What is Toddy?
Coconut palm trees belong to the palm family biologically known as 'Arecaceae'. Coconut, derived from the Portuguese and Spanish term coco meaning 'head' or 'skull' from the indentations on a coconut that resembles a face. Coconut refers not only to the fruit but includes the palm and seed too. Highly maintained palm trees can produce 300 litres of toddy per year, and it is seen that as the tree gets older, it produces over 400 litres of palm toddy.
Kallu, Neera and Toddy
To explain the difference between neera and Kallu, let us take the example of milk and curd. Toddy, the liquid is often collected bunches into pots, and a separate pot is used for Kallu and a cleaner pot for neera. Because of the presence of sediments in the pot and a pinch of additives, the liquid ferments in one pot and becomes Toddy. Toddy is usually drunk after fermentation which requires a day or so and as its sourness and acidic-ness increases, it is considered tastier. Neera, on the other hand, has a short shelf life and is to be consumed within a time frame before it becomes stale and inconsumable. In order to delay the fermentation of Neera, lime is added to fresh toddy which is said to help keep it fresh. If Toddy is left to nature after extraction, it becomes strong as wine. Though it requires distillation before consumption, it used to be consumed earlier in the form called arrack which was banned by the Kerala Government in 1996.
Toddy in Kerala is sold under a license issued by the excise department. It is a flourishing industry employing over 50,000 employees with a welfare board under the labour department. Funnily enough, Toddy is exempted even on dry days so. It is available year-round at your beck and call.

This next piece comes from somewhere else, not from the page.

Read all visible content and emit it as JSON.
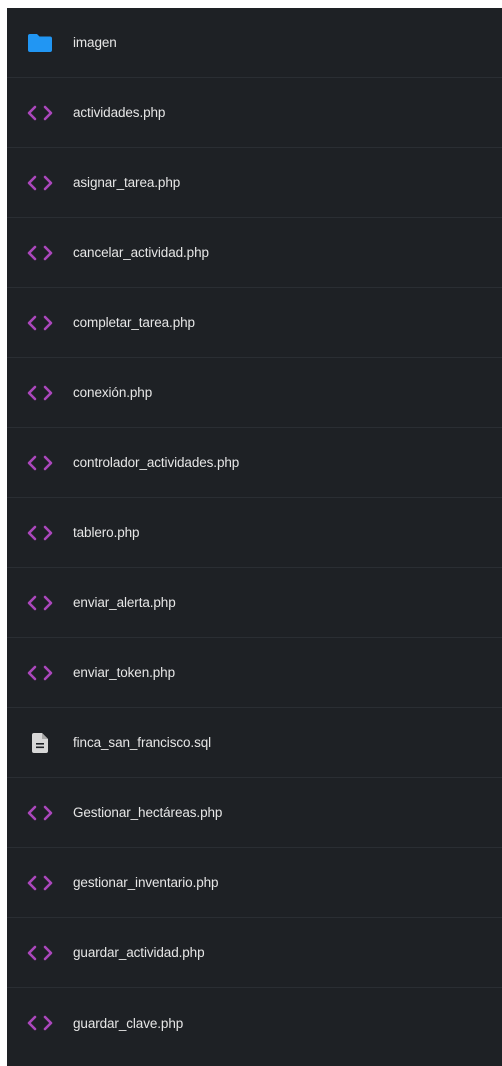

If you ever get a chance to see how Toddy in Kerala is made, make sure you grab the opportunity to witness it. Palm trees are carefully selected, and the toddy tapper uses a coir rope tied with coconut husks at a 2 feet interval which makes for a ladder. Then the unopened buds of the palm flower are cut open and with 95% left remaining on the tree. Then the bud is made to swell but to beat it and pounding it with a hammer. Then clay pots are attached to catch the sap which results in a milky liquid being collected in the clay pots which are then taken down and segregated. Some are left to ferment lightly and the longer it ferments, the more alcohol accumulates. It is then sold in glass bottles to licensed Toddy shops where they are sold. Toddy has an alcohol content of about 8.1% and is considered natural alcohol, and a health drink in Kerala.
This agrarian task of climbing palm trees is performed by a particular sect of society. They are called as Ezhava or Thiyya and constitute about 40% of Kerala's population are the ones who have been undertaking this act for generations.

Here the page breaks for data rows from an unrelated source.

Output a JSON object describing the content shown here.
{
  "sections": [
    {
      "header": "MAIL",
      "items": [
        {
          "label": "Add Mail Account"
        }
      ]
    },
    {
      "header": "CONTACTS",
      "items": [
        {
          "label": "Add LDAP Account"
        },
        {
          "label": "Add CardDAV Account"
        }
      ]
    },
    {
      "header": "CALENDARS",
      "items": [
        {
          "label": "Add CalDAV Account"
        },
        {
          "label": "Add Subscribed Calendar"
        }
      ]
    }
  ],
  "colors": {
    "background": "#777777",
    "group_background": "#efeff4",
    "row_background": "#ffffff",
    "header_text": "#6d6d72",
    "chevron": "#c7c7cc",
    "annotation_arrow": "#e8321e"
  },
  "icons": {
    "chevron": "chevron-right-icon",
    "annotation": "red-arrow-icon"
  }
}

Finding and Drinking Toddy
Finding a good place to find Toddy in Kerala can be a task if you're not from the surroundings. Asking locals around is the best way to go about it. Don't expect anything fancy as they are extremely basic and most often quite unclean. However, the food and toddy in good shops will have you blown enough to overlook everything else. If you happen to take a houseboat ride in Kerala, they are likely to shop in a toddy shop to get a taste of Kerala's local alcohol. Most of these shops are the fringes of backwaters and in cul de sacs enshrouded in greenery. Sometimes while driving around Kerala, you may spot a quaint Toddy shop. Have no doubts, drop by and indulge in some kallu.
That's all you need to know about Toddy! Go ahead and grab a glass to experience it first hand.